*** Excerpted data Section Begins ***
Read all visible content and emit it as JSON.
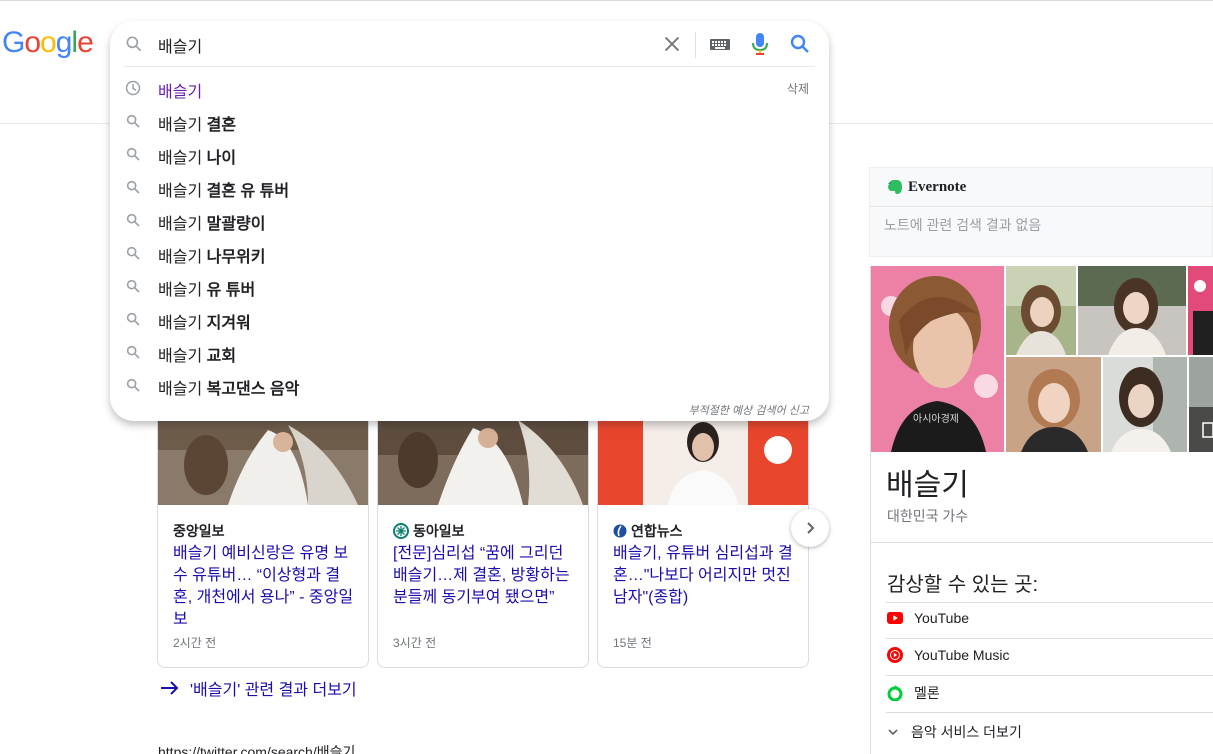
{
  "logo": {
    "letters": [
      "G",
      "o",
      "o",
      "g",
      "l",
      "e"
    ],
    "colors": [
      "#4285f4",
      "#ea4335",
      "#fbbc05",
      "#4285f4",
      "#34a853",
      "#ea4335"
    ]
  },
  "search": {
    "query": "배슬기",
    "icons": [
      "search-icon",
      "clear-icon",
      "keyboard-icon",
      "mic-icon",
      "search-icon"
    ]
  },
  "suggestions": {
    "history": {
      "text": "배슬기",
      "delete_label": "삭제"
    },
    "items": [
      {
        "prefix": "배슬기",
        "bold": " 결혼"
      },
      {
        "prefix": "배슬기",
        "bold": " 나이"
      },
      {
        "prefix": "배슬기",
        "bold": " 결혼 유 튜버"
      },
      {
        "prefix": "배슬기",
        "bold": " 말괄량이"
      },
      {
        "prefix": "배슬기",
        "bold": " 나무위키"
      },
      {
        "prefix": "배슬기",
        "bold": " 유 튜버"
      },
      {
        "prefix": "배슬기",
        "bold": " 지겨워"
      },
      {
        "prefix": "배슬기",
        "bold": " 교회"
      },
      {
        "prefix": "배슬기",
        "bold": " 복고댄스 음악"
      }
    ],
    "report_label": "부적절한 예상 검색어 신고"
  },
  "news": [
    {
      "source": "중앙일보",
      "headline": "배슬기 예비신랑은 유명 보수 유튜버… “이상형과 결혼, 개천에서 용나” - 중앙일보",
      "age": "2시간 전"
    },
    {
      "source": "동아일보",
      "headline": "[전문]심리섭 “꿈에 그리던 배슬기…제 결혼, 방황하는 분들께 동기부여 됐으면”",
      "age": "3시간 전"
    },
    {
      "source": "연합뉴스",
      "headline": "배슬기, 유튜버 심리섭과 결혼…\"나보다 어리지만 멋진 남자\"(종합)",
      "age": "15분 전"
    }
  ],
  "more_results": "'배슬기' 관련 결과 더보기",
  "twitter_url": "https://twitter.com/search/배슬기",
  "evernote": {
    "title": "Evernote",
    "message": "노트에 관련 검색 결과 없음"
  },
  "knowledge_panel": {
    "photo_caption": "아시아경제",
    "name": "배슬기",
    "description": "대한민국 가수",
    "watch_title": "감상할 수 있는 곳:",
    "services": [
      {
        "name": "YouTube",
        "color": "#ff0000"
      },
      {
        "name": "YouTube Music",
        "color": "#ff0000"
      },
      {
        "name": "멜론",
        "color": "#00cd3c"
      }
    ],
    "more_services": "음악 서비스 더보기"
  }
}
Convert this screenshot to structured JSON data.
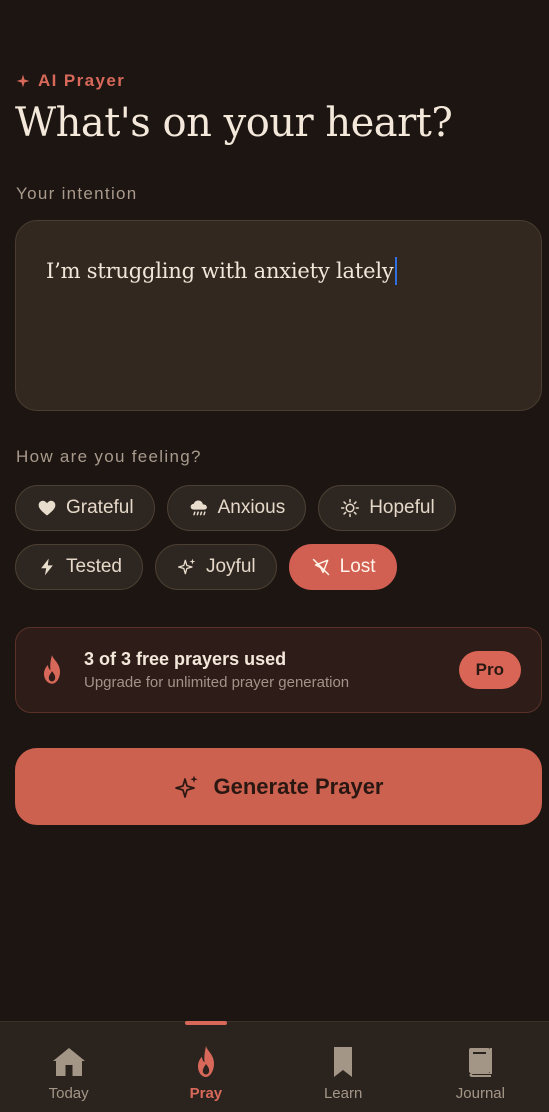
{
  "header": {
    "eyebrow": "AI Prayer",
    "title": "What's on your heart?"
  },
  "intention": {
    "label": "Your intention",
    "value": "I’m struggling with anxiety lately"
  },
  "feelings": {
    "label": "How are you feeling?",
    "options": [
      {
        "label": "Grateful",
        "icon": "heart-icon"
      },
      {
        "label": "Anxious",
        "icon": "rain-cloud-icon"
      },
      {
        "label": "Hopeful",
        "icon": "sun-icon"
      },
      {
        "label": "Tested",
        "icon": "lightning-icon"
      },
      {
        "label": "Joyful",
        "icon": "sparkle-icon"
      },
      {
        "label": "Lost",
        "icon": "compass-off-icon",
        "selected": true
      }
    ]
  },
  "limit": {
    "title": "3 of 3 free prayers used",
    "subtitle": "Upgrade for unlimited prayer generation",
    "badge": "Pro"
  },
  "generate": {
    "label": "Generate Prayer"
  },
  "tabs": [
    {
      "label": "Today",
      "icon": "home-icon"
    },
    {
      "label": "Pray",
      "icon": "flame-icon",
      "active": true
    },
    {
      "label": "Learn",
      "icon": "bookmark-icon"
    },
    {
      "label": "Journal",
      "icon": "book-icon"
    }
  ],
  "colors": {
    "background": "#1c1512",
    "accent": "#d8695a",
    "card": "#33281f"
  }
}
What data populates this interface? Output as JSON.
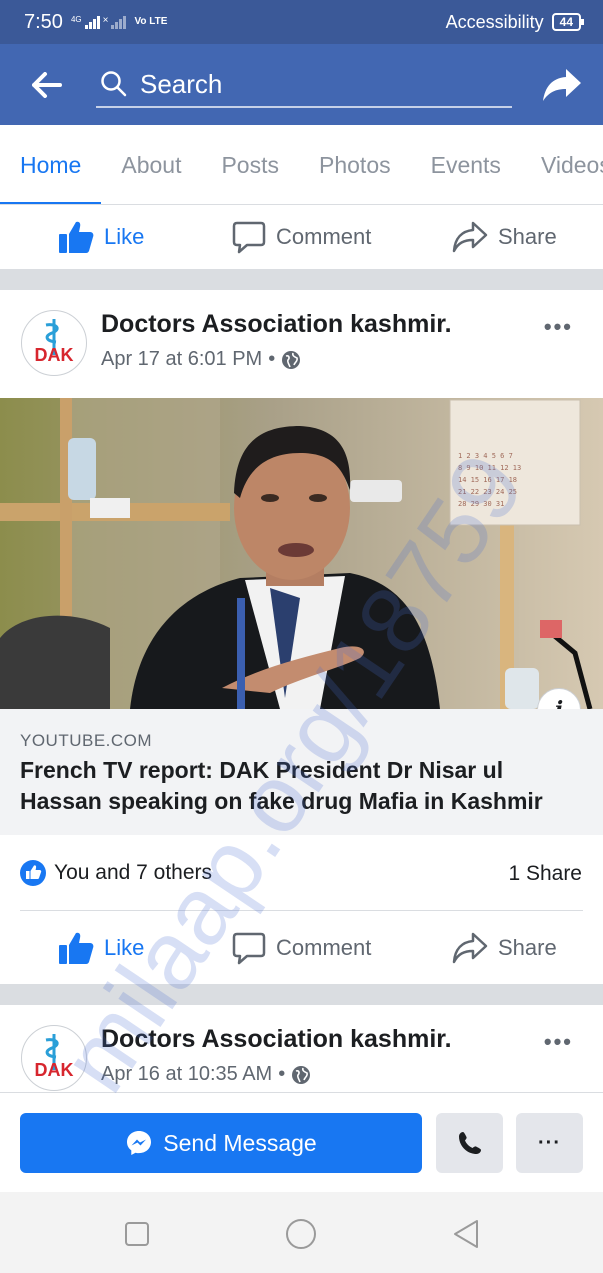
{
  "status_bar": {
    "time": "7:50",
    "network": "4G",
    "volte": "Vo LTE",
    "accessibility": "Accessibility",
    "battery": "44"
  },
  "app_bar": {
    "search_placeholder": "Search",
    "background": "#4267b2"
  },
  "tabs": [
    {
      "label": "Home",
      "active": true
    },
    {
      "label": "About",
      "active": false
    },
    {
      "label": "Posts",
      "active": false
    },
    {
      "label": "Photos",
      "active": false
    },
    {
      "label": "Events",
      "active": false
    },
    {
      "label": "Videos",
      "active": false
    }
  ],
  "actions": {
    "like": "Like",
    "comment": "Comment",
    "share": "Share"
  },
  "posts": [
    {
      "author": "Doctors Association kashmir.",
      "avatar_text": "DAK",
      "time": "Apr 17 at 6:01 PM",
      "link_source": "YOUTUBE.COM",
      "link_title_line1": "French TV report: DAK President Dr Nisar ul",
      "link_title_line2": "Hassan speaking on fake drug Mafia in Kashmir",
      "reactions": "You and 7 others",
      "shares": "1 Share"
    },
    {
      "author": "Doctors Association kashmir.",
      "avatar_text": "DAK",
      "time": "Apr 16 at 10:35 AM"
    }
  ],
  "message_bar": {
    "send_label": "Send Message",
    "menu_label": "···"
  },
  "watermark": "milaap.org/18759",
  "colors": {
    "accent": "#1877f2",
    "brand": "#3b5998"
  }
}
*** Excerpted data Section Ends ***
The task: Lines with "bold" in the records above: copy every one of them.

Solution below:
        "bold": " 결혼"
        "bold": " 나이"
        "bold": " 결혼 유 튜버"
        "bold": " 말괄량이"
        "bold": " 나무위키"
        "bold": " 유 튜버"
        "bold": " 지겨워"
        "bold": " 교회"
        "bold": " 복고댄스 음악"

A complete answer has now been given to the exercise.